One simple question for Steiner: How is the concert for the people of Kashmir when it is out of bounds for the ordinary people of Kashmir? As I’ve noted above, let alone attending the concert, Kashmiri civilians won’t be allowed anywhere near it. Also, what is the peace, hope and encouragement the organizers hope to achieve? Let’s rewind, again: In 2008, Mehta’s brother Zarin orchestrated the New York Philharmonic’s tour to North Korea. He billed the concert as “a manifestation of the power of music to unite people.” The subsequent nose-diving of US-North Korea relations made that supposed ‘power of music’ perfectly clear. Building bridges between nations, cultures and peoples is the job of diplomats, not orchestras, and the correct way to do it is through negotiations, not symphonies. Daniel Barenboim’s West-Eastern Divan Orchestra, comprising musicians from Israel and Palestine, is supposedly an exception, but to what extent it has helped Israel-Palestine relations is anybody’s guess. Nevertheless, the German Embassy’s utter disregard for the sentiments of the Kashmiri people is disturbing, to say the least. It would make any fascist worth his salt proud, and will do a fantastic job of pushing Kashmiri voices even further along the fringes of the dominant discourse.
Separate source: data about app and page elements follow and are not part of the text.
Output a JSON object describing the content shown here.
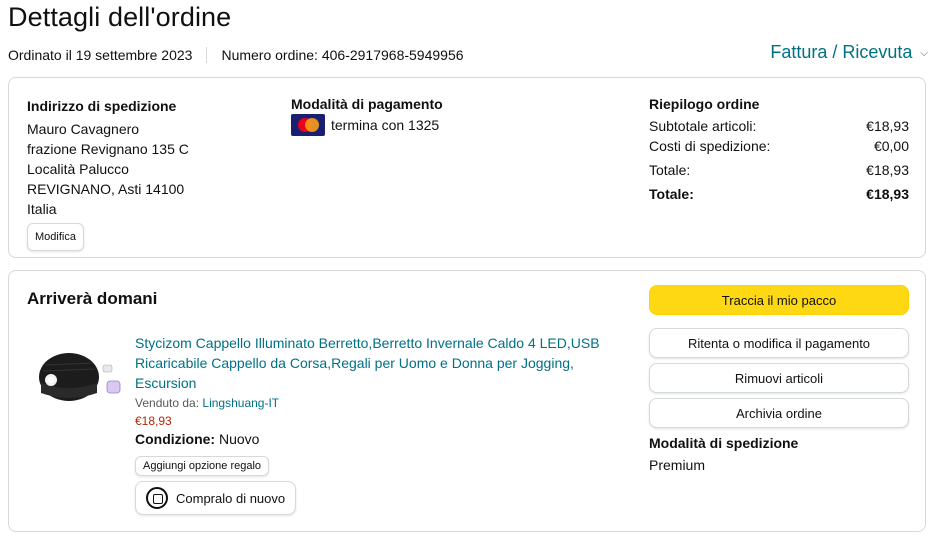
{
  "header": {
    "title": "Dettagli dell'ordine",
    "ordered_on": "Ordinato il 19 settembre 2023",
    "order_number": "Numero ordine: 406-2917968-5949956",
    "invoice_link": "Fattura / Ricevuta"
  },
  "shipping_address": {
    "heading": "Indirizzo di spedizione",
    "lines": [
      "Mauro Cavagnero",
      "frazione Revignano 135 C",
      "Località Palucco",
      "REVIGNANO, Asti 14100",
      "Italia"
    ],
    "edit_label": "Modifica"
  },
  "payment": {
    "heading": "Modalità di pagamento",
    "card_text": "termina con 1325",
    "card_icon": "mastercard-icon"
  },
  "summary": {
    "heading": "Riepilogo ordine",
    "rows": [
      {
        "label": "Subtotale articoli:",
        "value": "€18,93"
      },
      {
        "label": "Costi di spedizione:",
        "value": "€0,00"
      },
      {
        "label": "Totale:",
        "value": "€18,93"
      }
    ],
    "grand_total_label": "Totale:",
    "grand_total_value": "€18,93"
  },
  "shipment": {
    "status": "Arriverà domani",
    "product": {
      "title": "Stycizom Cappello Illuminato Berretto,Berretto Invernale Caldo 4 LED,USB Ricaricabile Cappello da Corsa,Regali per Uomo e Donna per Jogging, Escursion",
      "sold_by_label": "Venduto da:",
      "seller": "Lingshuang-IT",
      "price": "€18,93",
      "condition_label": "Condizione:",
      "condition": "Nuovo",
      "gift_label": "Aggiungi opzione regalo",
      "rebuy_label": "Compralo di nuovo"
    },
    "actions": {
      "track": "Traccia il mio pacco",
      "retry_payment": "Ritenta o modifica il pagamento",
      "remove_items": "Rimuovi articoli",
      "archive": "Archivia ordine"
    },
    "shipping_method_heading": "Modalità di spedizione",
    "shipping_method": "Premium"
  },
  "colors": {
    "link": "#007185",
    "price": "#b12704",
    "track_button": "#ffd814"
  }
}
Despite my anger at the concert and the way the Indian State and the German embassy are going about it, I still truly want to believe that Mehta has a good heart, despite the evidence to the contrary—I’d like to think it’s a prerequisite to produce the kind of beautiful music aapro Zubin has consistently churned out. I sincerely hope I’m not wrong in my assessment of him, though I’m fully aware that occasional bouts of megalomania can afflict even the most harmless souls.
In Kashmir this Saturday, perhaps Mehta can lead his orchestra into a performance of John Cage’s 4’33”, the experimental composer’s most important work by his own admission. The most famous of all ‘silent’ compositions, its score instructs the performer not to play any instrument throughout the duration of the piece’s three movements. It purports to bring into focus the sounds of the environment the listeners hear while it is performed. If the Indian state and their German collaborators listen intently enough during its performance, they’ll hear what really needs to be heard in the Valley—rising steadily above the forced silence of the surroundings, a desperate chorus of Kashmiri civilians demanding justice for the heinous acts perpetrated on them by the Indian state and its rampaging Army. That, not this concert, would be the true Haqeeqat-e–Kashmir.
Courtesy: Author’s blog